Part One - Hands-On
Lords of Shadow 2 opens with a combat tutorial couched inside a flashback. Dracula, seemingly at the height of his power, seems fairly nonchalant considering his castle is under siege by an army that wants his head. It's only as his enemies reach the throne room that Drac deems the threat powerful enough to get Dracula out of his seat and into the fight.
At first (and maybe second) glance, the combat of Lords of Shadow 2 immediately looks and feels very similar to the original and, by extension, the God of War series. After a few minutes of approaching it that way, relying heavily on dodge-rolling and button-mashing, it became clear the combat encourages a different set of considerations. The dual magic system, where weapons and abilities are branded Chaos or Void, returns and certain enemies will require players to switch between the two: Dracula can break down knights sporting large shields using slower, stronger Chaos weapons. Dracula can also revive himself slightly by biting his weakened enemies. Most importantly, players can (and should) block and parry enemy attacks, rather than rolling on the floor like a maniac. Figuring out the timing needed to block and counter automatically demands a higher level of focus than a pure "beat-em-up" action game.
After taking down a few waves of knights and nailing down the combat basics, Dracula heads outside to find his castle being torn down by a giant siege robot that, acting as both environment and enemy, begs for another the God of War comparison. Drac shows off some run-of-the-mill climbing mechanics as he scales and dismantles the weapon while avoiding projectiles and traps. Sprinkle in a few more combat arenas, and it's clear that, while the game has a distinct play-style - one that's more successful than its predecessors - this is not a game looking to re-invent the wheel.
Things get more interesting once the flashback comes to a close and we enter the modern era.

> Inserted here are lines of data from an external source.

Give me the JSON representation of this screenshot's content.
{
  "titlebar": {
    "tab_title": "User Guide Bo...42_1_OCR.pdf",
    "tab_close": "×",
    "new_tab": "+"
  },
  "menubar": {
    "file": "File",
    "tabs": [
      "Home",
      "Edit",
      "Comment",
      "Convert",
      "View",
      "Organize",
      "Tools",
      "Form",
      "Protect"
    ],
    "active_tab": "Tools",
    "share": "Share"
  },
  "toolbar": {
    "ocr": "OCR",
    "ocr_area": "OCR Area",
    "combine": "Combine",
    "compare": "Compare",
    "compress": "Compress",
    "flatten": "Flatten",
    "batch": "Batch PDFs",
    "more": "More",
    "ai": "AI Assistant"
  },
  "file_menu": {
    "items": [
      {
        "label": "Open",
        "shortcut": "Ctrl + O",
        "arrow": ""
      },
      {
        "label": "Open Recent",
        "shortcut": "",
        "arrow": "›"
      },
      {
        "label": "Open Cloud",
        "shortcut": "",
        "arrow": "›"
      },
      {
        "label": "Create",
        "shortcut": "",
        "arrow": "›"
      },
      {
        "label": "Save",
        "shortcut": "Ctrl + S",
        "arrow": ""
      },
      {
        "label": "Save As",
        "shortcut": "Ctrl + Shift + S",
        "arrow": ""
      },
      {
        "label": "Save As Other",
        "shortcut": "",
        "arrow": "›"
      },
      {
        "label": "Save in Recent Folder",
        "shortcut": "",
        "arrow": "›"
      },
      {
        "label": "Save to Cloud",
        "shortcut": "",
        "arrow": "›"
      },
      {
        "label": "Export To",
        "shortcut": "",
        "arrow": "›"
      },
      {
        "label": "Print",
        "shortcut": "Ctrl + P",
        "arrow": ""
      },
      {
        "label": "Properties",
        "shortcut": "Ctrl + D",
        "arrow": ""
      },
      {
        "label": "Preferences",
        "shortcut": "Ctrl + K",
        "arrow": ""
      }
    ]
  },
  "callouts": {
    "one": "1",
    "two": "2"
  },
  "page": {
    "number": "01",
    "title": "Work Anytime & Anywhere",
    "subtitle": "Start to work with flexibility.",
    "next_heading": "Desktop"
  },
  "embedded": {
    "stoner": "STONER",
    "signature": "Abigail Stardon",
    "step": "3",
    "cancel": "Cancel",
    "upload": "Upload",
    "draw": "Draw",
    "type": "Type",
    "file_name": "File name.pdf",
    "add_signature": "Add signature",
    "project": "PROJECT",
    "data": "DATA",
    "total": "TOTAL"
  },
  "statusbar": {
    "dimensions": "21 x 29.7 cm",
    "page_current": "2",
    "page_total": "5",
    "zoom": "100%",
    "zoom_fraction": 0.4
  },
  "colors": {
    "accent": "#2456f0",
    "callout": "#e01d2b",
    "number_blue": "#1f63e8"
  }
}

Without giving too much away, years have passed since Dracula retreated from the world, presumed dead by his enemies. He's no longer the powerful vampire lord we just controlled, but a sickly-looking, grey-haired bag of bones. (You know exactly what I mean if you've finished the first Lords of Shadow) Since his supposed demise, Castlevania has fallen apart and a 21st century city has been built up and around the ruins. After making it very clear that Dracula is still very much a villain in the larger scheme of things, the weakened Lord of Shadow finds a reason to finally come out of hiding.
Before he can achieve his goals, though, his first order of business will be getting his strength back. Dracula's quest for power sends him to an "abandoned" laboratory where he must employ (gasp) stealth to sneak by and deceive enemies deemed too strong for him to fight head-on. Rather than risk frustration by creating what a cover system for what seems like a secondary, the game adds a set of contextual abilities for stealth situations: In one sequence, players shape-shift into a rat to hide from a hulking, mini gun-toting guard, then possess him to open a locked door. Though the stealth sequence was thankfully brief, the tutorial language guiding players through suggests there may be a few of these sequences sprinkled throughout the game.